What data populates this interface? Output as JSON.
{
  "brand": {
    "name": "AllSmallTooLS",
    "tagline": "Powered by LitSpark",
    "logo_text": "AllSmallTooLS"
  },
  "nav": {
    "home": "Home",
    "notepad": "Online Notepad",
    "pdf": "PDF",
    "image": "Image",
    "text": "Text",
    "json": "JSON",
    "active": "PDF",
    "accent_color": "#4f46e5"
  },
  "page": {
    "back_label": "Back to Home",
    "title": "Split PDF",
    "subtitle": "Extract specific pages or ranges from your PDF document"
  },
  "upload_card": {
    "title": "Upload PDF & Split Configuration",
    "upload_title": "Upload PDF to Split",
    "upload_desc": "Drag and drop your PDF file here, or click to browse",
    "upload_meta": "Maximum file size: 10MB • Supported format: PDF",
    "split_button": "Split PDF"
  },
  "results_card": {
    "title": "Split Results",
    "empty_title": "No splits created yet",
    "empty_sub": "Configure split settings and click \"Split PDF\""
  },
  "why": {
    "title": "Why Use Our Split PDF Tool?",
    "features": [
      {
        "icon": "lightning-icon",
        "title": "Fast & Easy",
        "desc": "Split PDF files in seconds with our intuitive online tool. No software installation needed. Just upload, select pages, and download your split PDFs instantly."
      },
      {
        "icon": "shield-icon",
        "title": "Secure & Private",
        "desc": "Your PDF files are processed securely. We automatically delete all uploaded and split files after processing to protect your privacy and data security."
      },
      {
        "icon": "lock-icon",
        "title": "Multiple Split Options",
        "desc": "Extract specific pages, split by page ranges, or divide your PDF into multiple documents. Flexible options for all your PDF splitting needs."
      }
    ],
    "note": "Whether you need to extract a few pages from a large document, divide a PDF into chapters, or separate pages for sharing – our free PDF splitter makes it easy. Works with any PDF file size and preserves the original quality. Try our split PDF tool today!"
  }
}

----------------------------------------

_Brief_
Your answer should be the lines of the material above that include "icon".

_Expected output_
        "icon": "lightning-icon",
        "icon": "shield-icon",
        "icon": "lock-icon",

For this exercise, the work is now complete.